llhen my uuproved nut look is .con-
struclcd for use on railway rails I prefer fish plate when the end of the tongue'can. be
readily struck with the wrench and bent tt lie between the corner of the nut and the base flange ot' the rail. The point at which the tongue is tact with, and not passed over by the nut, as it'is roi'aled on the bolt, so that when it is desired to lake the nut oil the bolt, the tongue need not be bent back of a vertical posit ion, thereby prolonging its life and usefulness. I have found in practice extending over many months, that such a conslrmtion when the tongue is bent as shown in the drawings, forms a safe and efiicient llhi'h". 13y bending the tongue as shown in l ig. alof the drawing, when the lock is prepared for use, it prevents the user from accidentally putting on the lock in the wrong position, as the end of the tongue iuust project away from the rail when it is n'nerly positioned, and be adjacent to the thereof. To lock the nut by the use of my improved nut lock, the same is used as a washer between the nut and fish plate with the tongue as shown in dotted lines in Fig. 2. The nut screwed upon the bolt until the lower side thereof is parallel with the base of the-rail when finally adjusted. \Vith the Wrench the tongue is then bent so that it passes below the advancing corner of the nut and the base of the rail when turning'to unscrew the nut, thereby presenting a noncompresuible material between the nut and the base of the rail, thus absolutely preventing the nut from turning on the bolt. It will be understood that in this construction the bolt is provided with a right hand thread. By inter-posing a tongue between the edge of the nut and the base of the rail, lighter niatcrial can be used in the consl rl'icl ion of the nut lock than could be used if the tongue was relied upon entirely to prevent the r0tation of the nut on the bolt, because the base of'the rail forms a support for the tongue and arcvents it from ivin awa When a e .V
bent should be clear of con made of light material; When it is desired to remove the nut the tongue can be bent outwardly a suflicient distance to permit the nut to clear it without injury thereto, thus permitting its use many times if desired. v \Vhat I claim is: l. A nut lock consisting of a plate having an aperture therethrough, said aperture constituting a bolt hole, said plate having some portion of the body'thereof of the shape to engage a fixed part, and thereby be prevented from turning on the bolt, and a tongue projecting from the body of the plate and being of a width to snugly fit between the nutand the fixed part when an edge of the nut isbrought parallel to the fixed part, and the tongueis bent to lie between the nut and the fixed part, said tongue commencing at a point of the body not engaged or passed over by the nut when being screwed into place.

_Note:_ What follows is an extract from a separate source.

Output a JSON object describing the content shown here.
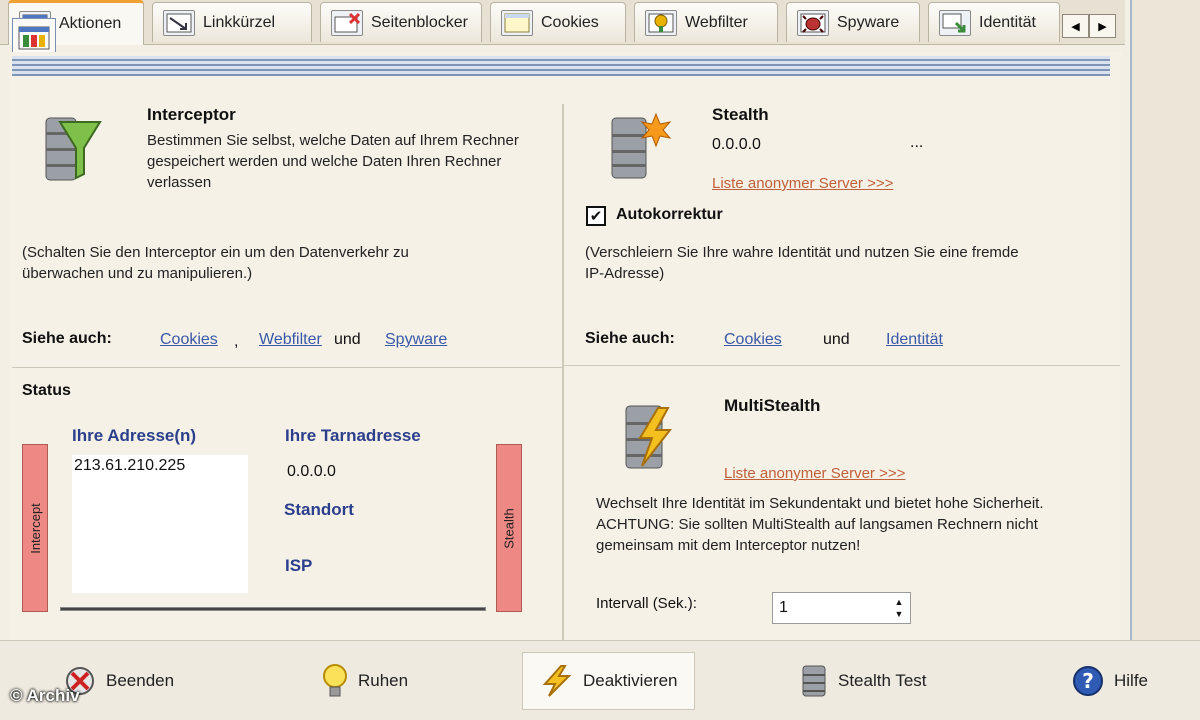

2. A railway nut lock comprising in com- 'bination railway rails, fish plates, bolts and nuts, with an elastic metallic washer having an aperture therethrough threaded upon the bolt between the nut and the fish plate, and havingthe lower edge of the body thereof engaging the base" of the rail. and having a tongue projecting from the lower left hand corner, said tongue being of a width to snugly lie between the base of the rail and the lower edge of the nut when in place and parallel to the base of the rail when such tongue is bent to the proper position.

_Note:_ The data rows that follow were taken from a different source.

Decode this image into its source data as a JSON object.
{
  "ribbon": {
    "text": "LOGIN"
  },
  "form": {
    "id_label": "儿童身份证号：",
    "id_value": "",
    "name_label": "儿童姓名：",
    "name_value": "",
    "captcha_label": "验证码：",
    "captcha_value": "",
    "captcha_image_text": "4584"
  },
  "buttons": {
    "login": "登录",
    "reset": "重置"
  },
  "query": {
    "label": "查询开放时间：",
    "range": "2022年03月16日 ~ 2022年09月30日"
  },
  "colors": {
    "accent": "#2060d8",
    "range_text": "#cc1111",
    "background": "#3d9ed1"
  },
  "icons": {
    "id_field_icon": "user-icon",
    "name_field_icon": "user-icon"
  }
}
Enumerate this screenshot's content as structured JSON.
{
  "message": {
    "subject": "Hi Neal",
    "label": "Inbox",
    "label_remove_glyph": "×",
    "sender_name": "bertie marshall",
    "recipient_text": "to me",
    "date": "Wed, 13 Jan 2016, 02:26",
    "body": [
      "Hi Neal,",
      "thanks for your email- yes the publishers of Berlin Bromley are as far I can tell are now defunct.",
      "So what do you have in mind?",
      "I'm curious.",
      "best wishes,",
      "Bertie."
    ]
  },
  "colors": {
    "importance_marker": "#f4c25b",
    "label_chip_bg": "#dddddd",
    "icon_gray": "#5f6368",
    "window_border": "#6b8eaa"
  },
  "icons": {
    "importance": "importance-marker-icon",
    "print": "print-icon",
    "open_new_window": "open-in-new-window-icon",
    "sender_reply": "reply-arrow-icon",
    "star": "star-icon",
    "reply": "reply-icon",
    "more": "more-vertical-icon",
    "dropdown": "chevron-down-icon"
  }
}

3. A nut lock washer consisting of a plate provided with abolt hole and a bearing edge, a tongue extension integral with the body of the plate and of a Width to fit snugly between a side of'the nut and the base of the rail when the nut is positioned for use with the side thereof parallel to the base of the rail and the end of the tongue is bent to lie beneath the nut, one edge of said tongue being an extension of the bearing edge, the outer end of the tongue being angularly'bent to the plane of the body before being positioned for use.
In witness that I claim the foregoing I have hereunto subscribed my name this 5th day of February, 1910.

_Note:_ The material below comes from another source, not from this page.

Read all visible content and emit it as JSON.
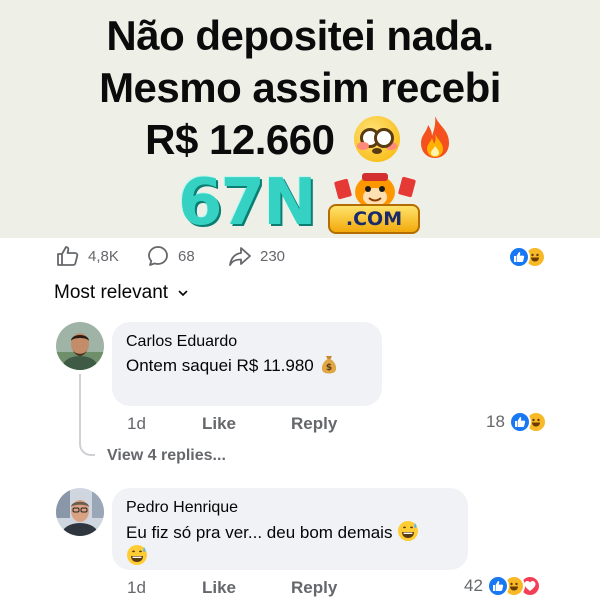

CLAYTON B. LAMB.
\Vitnesses G. l). llimrnaiii, S. 13. Answer.